The flames were already licking the curtains by the window when he burst out of tall grass across from the back door to the apartment building, eyes up and on the edge of panic. He yanked the fire alarm closest to the door, and hooked left for the stairs. They were in the corner apartment on the top floor, but it was only three floors.
By the time he made it to their apartment door, people were stumbling out of their apartments, the shrieking alarm waking them up. But he barely noticed, his eyes locked on the door at the end of the hallway as he ran. Their door.
It hadn’t opened.
He shoved his way in, and a cloud of foul smoke blew past his face. He dropped down to his knees, some vague instinct for clean air reminding him that he was one of the least suited people to the task at hand.
Carter’s father was sat at the kitchen table, still in a robe, pale and sweating, but his eyes were still open and he was wheezing, and holding his arm with his free hand even as flames crept closer along the wood floor beneath him.
A heart attack and a dropped cigarette—at least it hadn’t landed at his feet.
Behind him, the bedroom door opened, and Logan met Carter’s gaze, his eyes widening when he saw the fire and smoke. Then he coughed, winced, and crouched.
“Get your dad!” Logan yelled. “He needs an ambulance! I’ll get your mom!”
Carter nodded, and darted to the small kitchenette, looping his father’s arm over his shoulder—the man barely made any sound.
Logan crawled to what they pretended was usually his room, where Carter’s parents were staying. The fire had hit the curtains over the window and spread to the back of the couch and the wall with the cream “accent wallpaper” that Carter loved so much.
He managed to reach up and open the door.
Carter’s mother was sitting up in the bed, and she frowned at him.
“Is it a test?” she said.
It took him a second to realize she meant the alarm.
“No, it’s not, Susan,” he said, somewhat rudely, but given the smoke in the air behind him and the heat and his rough breathing, he so wasn’t in the mood for her wilful ignorance of reality.
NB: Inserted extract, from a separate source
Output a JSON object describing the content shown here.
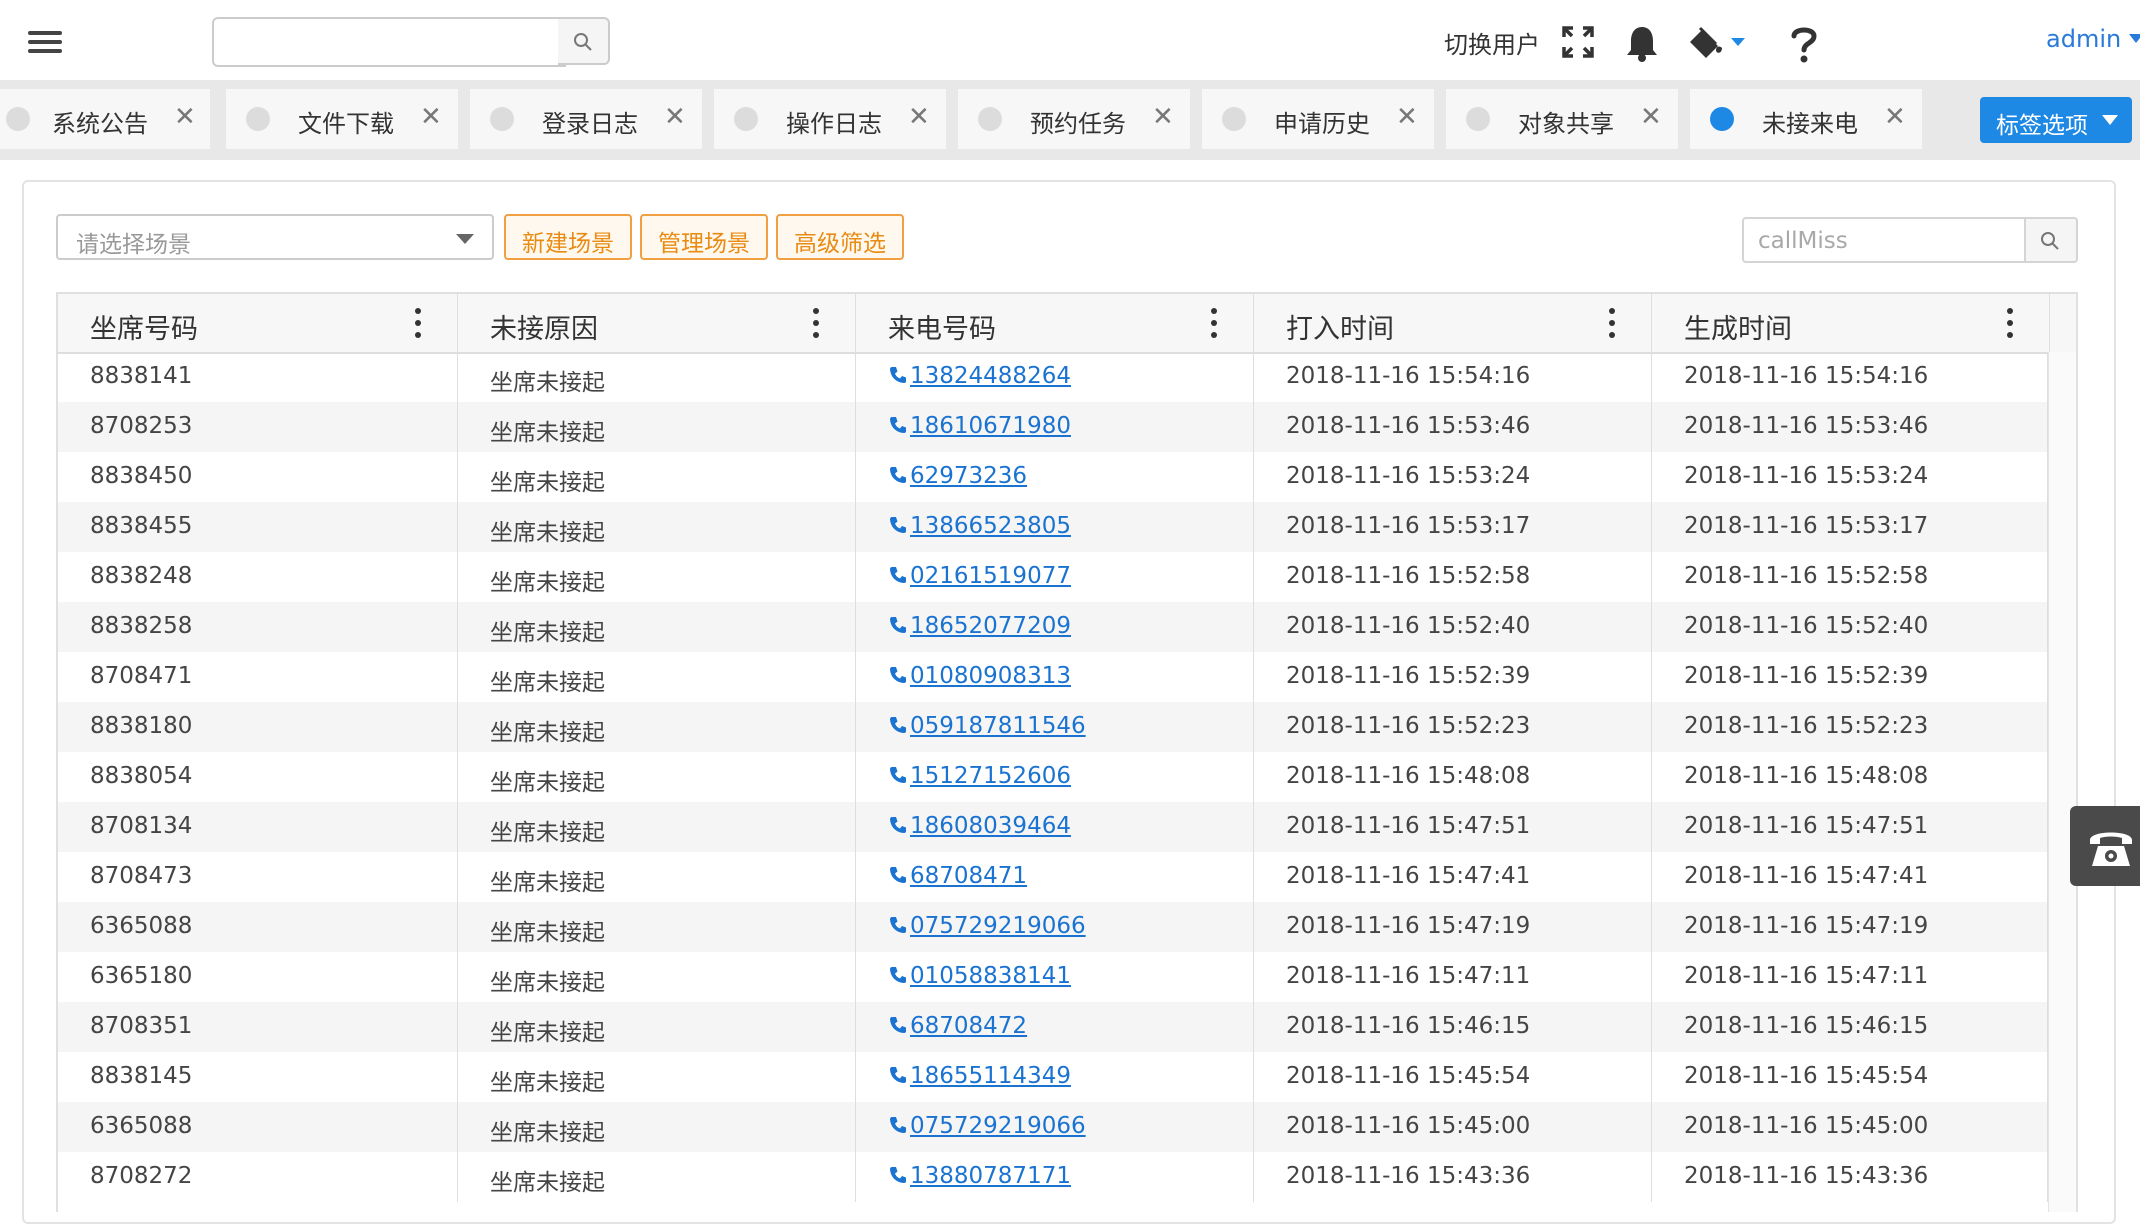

He crossed into the room. His throat was already tickling and he fought off the urge to cough. “Come on.”
Outside, Logan watched the firefighters do their work, and it was surprisingly quick work at that. Soon the neighbours were all milling about and staring daggers at Logan, who had patiently explained what he could to one of the uniformed men, all the while trying not to eye the bottle that lay off to the side of the path to the beach.
Carter’s father had been sent in an ambulance with his mother, and Carter had followed them in their car. Logan had said he’d catch up. It hadn’t looked good for Carter’s father. Logan had watched the EMTs trade dark looks and the man hadn’t responded at all. By the time Logan and Carter’s mother had made it out of the building, he’d been barely breathing.
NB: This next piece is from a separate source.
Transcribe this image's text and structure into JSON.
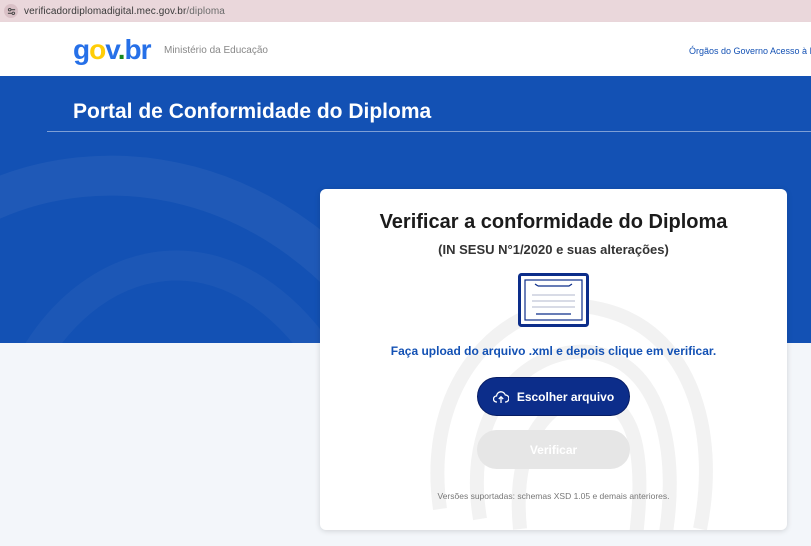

He took a hit of his inhaler. The firefighters had checked him out, but he’d done miraculously well.
“You were lucky,” the woman who’d looked him over had said.
Logan nodded mutely.
Finally, when all attention wasn’t on him, he walked back to the path and picked up the bottle where he’d dropped it.
The scrap of cream wallpaper, corner burned, was still there, but it was blank now. The words that had been there—the warning, written in his own handwriting—was gone.
Go home, now. Saturday morning. There’s a fire.
He thought about Carter, at the hospital, and how he should head there, but he stayed still for a long moment, considering.
Finding a pen wasn’t too hard. Deciding what to write on the scrap of paper was more of a challenge.
Carter’s father is going to have a heart attack, Saturday morning. Even though he lights up, don’t go to the beach.
There wasn’t much room on the paper, so the words were tiny.
He walked back to the ocean, then tied the paper up with the string once he found it on the beach. He sealed the bottle and just held it for a few moments.
It wasn’t possible. But…
Logan took a quick breath, then threw it as hard as he could out over the water.
He never heard it splash.